EXERCISE INPUTS: Begin
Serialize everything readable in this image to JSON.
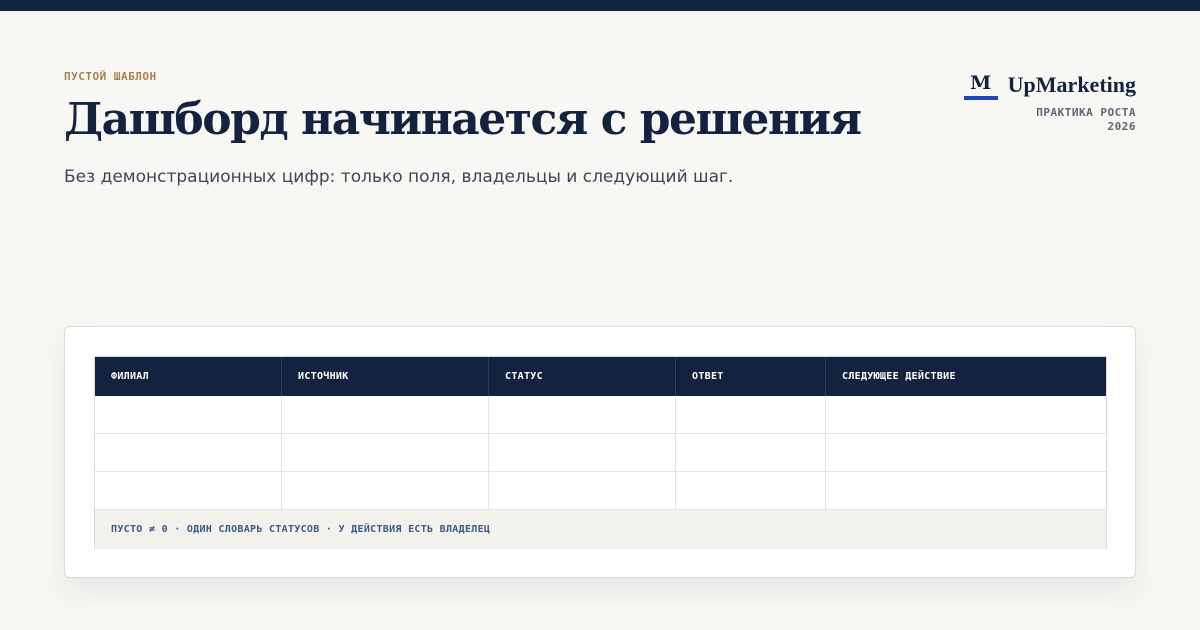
{
  "header": {
    "eyebrow": "ПУСТОЙ ШАБЛОН",
    "title": "Дашборд начинается с решения",
    "subtitle": "Без демонстрационных цифр: только поля, владельцы и следующий шаг."
  },
  "brand": {
    "mark": "M",
    "name": "UpMarketing",
    "line1": "ПРАКТИКА РОСТА",
    "line2": "2026",
    "accent_color": "#2247b3"
  },
  "table": {
    "columns": [
      "ФИЛИАЛ",
      "ИСТОЧНИК",
      "СТАТУС",
      "ОТВЕТ",
      "СЛЕДУЮЩЕЕ ДЕЙСТВИЕ"
    ],
    "rows": [
      [
        "",
        "",
        "",
        "",
        ""
      ],
      [
        "",
        "",
        "",
        "",
        ""
      ],
      [
        "",
        "",
        "",
        "",
        ""
      ]
    ],
    "footer": "ПУСТО ≠ 0 · ОДИН СЛОВАРЬ СТАТУСОВ · У ДЕЙСТВИЯ ЕСТЬ ВЛАДЕЛЕЦ"
  },
  "colors": {
    "navy": "#13233f",
    "gold": "#a9804a",
    "background": "#f8f7f4"
  }
}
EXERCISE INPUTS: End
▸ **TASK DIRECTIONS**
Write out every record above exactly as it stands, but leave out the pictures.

▸ **EXERCISE ANSWER**
Serialize everything readable in this image to JSON.
{
  "header": {
    "eyebrow": "ПУСТОЙ ШАБЛОН",
    "title": "Дашборд начинается с решения",
    "subtitle": "Без демонстрационных цифр: только поля, владельцы и следующий шаг."
  },
  "brand": {
    "mark": "M",
    "name": "UpMarketing",
    "line1": "ПРАКТИКА РОСТА",
    "line2": "2026",
    "accent_color": "#2247b3"
  },
  "table": {
    "columns": [
      "ФИЛИАЛ",
      "ИСТОЧНИК",
      "СТАТУС",
      "ОТВЕТ",
      "СЛЕДУЮЩЕЕ ДЕЙСТВИЕ"
    ],
    "rows": [
      [
        "",
        "",
        "",
        "",
        ""
      ],
      [
        "",
        "",
        "",
        "",
        ""
      ],
      [
        "",
        "",
        "",
        "",
        ""
      ]
    ],
    "footer": "ПУСТО ≠ 0 · ОДИН СЛОВАРЬ СТАТУСОВ · У ДЕЙСТВИЯ ЕСТЬ ВЛАДЕЛЕЦ"
  },
  "colors": {
    "navy": "#13233f",
    "gold": "#a9804a",
    "background": "#f8f7f4"
  }
}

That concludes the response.